Instructions to follow
When a line in the data below includes "cups", pick it out and copy it.

Supplied data
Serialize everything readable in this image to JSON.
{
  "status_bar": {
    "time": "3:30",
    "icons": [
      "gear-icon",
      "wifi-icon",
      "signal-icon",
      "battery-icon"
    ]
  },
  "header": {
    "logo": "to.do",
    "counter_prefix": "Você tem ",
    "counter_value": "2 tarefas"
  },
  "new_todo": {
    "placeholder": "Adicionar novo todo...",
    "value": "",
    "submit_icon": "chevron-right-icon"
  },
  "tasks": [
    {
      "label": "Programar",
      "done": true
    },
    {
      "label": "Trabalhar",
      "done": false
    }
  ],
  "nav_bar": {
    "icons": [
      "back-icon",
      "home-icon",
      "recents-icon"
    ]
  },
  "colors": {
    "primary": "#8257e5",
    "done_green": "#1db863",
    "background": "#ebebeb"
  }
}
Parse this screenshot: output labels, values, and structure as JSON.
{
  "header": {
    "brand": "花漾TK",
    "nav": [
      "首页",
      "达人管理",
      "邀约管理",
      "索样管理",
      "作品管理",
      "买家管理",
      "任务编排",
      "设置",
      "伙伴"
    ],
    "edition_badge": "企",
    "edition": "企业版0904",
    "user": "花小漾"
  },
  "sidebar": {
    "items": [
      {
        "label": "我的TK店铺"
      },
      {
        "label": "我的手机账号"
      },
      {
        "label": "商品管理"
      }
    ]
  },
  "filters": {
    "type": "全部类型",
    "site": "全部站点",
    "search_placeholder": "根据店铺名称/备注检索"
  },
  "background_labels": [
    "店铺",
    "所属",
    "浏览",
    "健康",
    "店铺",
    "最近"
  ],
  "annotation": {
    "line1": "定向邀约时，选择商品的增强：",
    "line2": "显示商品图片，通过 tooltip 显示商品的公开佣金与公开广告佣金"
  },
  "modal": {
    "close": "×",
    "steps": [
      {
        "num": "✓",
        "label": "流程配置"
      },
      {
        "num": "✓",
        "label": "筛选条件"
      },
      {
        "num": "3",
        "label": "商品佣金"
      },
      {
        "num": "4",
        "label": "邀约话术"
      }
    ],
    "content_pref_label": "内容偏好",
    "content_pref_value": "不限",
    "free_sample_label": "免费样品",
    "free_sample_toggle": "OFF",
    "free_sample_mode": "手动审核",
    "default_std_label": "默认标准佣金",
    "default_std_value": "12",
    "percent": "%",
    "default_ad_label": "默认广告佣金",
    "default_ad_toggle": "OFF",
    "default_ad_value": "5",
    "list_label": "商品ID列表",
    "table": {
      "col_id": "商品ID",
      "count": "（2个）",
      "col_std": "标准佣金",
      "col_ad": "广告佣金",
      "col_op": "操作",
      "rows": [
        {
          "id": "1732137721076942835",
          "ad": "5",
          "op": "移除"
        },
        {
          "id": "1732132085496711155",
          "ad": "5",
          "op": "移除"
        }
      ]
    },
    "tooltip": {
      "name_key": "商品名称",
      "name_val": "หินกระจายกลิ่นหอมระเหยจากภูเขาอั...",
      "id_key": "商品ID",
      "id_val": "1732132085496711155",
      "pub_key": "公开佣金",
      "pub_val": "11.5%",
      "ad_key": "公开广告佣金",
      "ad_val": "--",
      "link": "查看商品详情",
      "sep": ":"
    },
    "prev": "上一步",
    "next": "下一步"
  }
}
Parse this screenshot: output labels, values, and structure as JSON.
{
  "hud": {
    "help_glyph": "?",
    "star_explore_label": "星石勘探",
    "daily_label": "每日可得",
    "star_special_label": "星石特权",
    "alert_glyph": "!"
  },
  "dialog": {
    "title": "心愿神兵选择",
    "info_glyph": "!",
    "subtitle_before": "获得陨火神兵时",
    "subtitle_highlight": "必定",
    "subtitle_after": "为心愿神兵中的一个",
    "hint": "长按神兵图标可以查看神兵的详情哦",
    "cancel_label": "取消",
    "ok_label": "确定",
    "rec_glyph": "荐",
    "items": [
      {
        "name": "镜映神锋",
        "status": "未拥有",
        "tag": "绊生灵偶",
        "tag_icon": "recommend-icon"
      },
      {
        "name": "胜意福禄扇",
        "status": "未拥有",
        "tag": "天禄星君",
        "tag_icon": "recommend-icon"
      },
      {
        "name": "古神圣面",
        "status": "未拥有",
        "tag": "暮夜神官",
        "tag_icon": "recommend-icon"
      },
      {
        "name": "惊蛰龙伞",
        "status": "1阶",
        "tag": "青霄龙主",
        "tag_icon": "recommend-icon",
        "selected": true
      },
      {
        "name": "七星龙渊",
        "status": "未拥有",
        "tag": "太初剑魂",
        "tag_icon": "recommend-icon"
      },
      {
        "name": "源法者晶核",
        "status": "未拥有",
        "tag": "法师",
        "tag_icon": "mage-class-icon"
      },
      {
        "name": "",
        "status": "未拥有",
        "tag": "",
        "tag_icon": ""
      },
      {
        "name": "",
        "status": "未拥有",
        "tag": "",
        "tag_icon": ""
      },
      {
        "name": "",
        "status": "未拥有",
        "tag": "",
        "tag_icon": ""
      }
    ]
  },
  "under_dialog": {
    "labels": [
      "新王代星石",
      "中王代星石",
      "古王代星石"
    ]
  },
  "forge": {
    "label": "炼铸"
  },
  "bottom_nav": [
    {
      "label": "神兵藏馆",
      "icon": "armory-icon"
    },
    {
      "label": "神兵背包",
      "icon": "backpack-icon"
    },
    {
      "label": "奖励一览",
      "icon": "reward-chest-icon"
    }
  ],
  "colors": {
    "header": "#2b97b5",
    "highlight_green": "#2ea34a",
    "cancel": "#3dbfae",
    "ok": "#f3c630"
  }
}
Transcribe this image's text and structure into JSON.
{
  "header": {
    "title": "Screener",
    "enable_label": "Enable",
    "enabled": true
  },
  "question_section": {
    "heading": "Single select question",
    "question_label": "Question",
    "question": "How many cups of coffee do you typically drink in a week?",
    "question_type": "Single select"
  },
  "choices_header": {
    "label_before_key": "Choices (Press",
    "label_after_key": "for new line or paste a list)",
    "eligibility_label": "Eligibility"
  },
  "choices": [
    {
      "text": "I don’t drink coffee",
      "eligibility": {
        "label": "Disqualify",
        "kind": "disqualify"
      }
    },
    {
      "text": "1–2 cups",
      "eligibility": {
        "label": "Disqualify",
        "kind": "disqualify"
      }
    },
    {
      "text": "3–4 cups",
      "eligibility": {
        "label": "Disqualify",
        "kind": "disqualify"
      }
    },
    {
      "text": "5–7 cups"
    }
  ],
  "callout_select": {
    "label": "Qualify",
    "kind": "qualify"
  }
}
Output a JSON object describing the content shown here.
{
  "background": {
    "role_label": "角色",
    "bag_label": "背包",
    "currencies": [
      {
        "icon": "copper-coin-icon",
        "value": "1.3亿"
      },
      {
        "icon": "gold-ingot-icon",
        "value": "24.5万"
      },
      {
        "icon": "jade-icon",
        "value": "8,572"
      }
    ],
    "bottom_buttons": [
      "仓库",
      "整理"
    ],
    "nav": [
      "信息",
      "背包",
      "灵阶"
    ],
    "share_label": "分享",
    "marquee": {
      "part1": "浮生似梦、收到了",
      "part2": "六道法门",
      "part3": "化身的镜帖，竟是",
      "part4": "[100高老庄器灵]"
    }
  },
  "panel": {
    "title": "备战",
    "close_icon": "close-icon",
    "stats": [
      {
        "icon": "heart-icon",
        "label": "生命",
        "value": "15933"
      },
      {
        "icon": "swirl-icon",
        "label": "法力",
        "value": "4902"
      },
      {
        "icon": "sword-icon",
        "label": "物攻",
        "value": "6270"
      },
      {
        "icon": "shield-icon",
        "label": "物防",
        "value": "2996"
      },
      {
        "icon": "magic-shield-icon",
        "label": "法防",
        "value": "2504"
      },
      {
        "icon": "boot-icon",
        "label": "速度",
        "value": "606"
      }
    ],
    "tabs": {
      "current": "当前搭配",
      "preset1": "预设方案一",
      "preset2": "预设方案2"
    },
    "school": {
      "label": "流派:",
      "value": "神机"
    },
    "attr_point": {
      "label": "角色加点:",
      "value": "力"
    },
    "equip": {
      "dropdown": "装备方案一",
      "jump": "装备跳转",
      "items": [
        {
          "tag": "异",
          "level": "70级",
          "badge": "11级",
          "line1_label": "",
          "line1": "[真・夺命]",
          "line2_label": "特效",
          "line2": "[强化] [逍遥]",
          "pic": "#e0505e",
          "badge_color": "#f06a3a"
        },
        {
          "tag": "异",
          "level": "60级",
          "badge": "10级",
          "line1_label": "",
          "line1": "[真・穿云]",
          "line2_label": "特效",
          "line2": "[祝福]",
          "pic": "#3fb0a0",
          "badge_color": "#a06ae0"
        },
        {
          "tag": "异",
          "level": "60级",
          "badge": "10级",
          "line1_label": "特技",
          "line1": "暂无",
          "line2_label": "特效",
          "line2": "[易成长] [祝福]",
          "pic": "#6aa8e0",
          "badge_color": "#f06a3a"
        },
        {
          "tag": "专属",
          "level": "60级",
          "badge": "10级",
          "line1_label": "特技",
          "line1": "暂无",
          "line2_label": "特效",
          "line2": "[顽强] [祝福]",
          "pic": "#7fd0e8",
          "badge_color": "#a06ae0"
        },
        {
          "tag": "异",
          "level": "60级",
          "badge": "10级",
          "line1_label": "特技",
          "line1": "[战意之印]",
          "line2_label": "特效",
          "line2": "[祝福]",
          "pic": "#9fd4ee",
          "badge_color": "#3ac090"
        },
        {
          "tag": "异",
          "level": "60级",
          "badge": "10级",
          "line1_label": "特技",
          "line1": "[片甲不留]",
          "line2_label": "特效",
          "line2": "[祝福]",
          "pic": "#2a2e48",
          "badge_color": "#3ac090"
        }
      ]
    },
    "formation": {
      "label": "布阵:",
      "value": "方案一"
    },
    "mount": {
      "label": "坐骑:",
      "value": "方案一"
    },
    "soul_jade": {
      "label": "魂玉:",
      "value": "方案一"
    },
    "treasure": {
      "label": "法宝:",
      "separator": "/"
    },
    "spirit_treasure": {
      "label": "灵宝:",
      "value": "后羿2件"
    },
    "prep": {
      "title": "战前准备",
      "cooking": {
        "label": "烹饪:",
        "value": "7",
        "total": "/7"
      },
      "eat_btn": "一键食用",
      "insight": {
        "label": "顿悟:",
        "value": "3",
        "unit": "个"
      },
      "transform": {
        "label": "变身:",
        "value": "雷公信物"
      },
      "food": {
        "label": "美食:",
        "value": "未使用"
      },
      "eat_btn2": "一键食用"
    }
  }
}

Answer section
    "question": "How many cups of coffee do you typically drink in a week?",
      "text": "1–2 cups",
      "text": "3–4 cups",
      "text": "5–7 cups"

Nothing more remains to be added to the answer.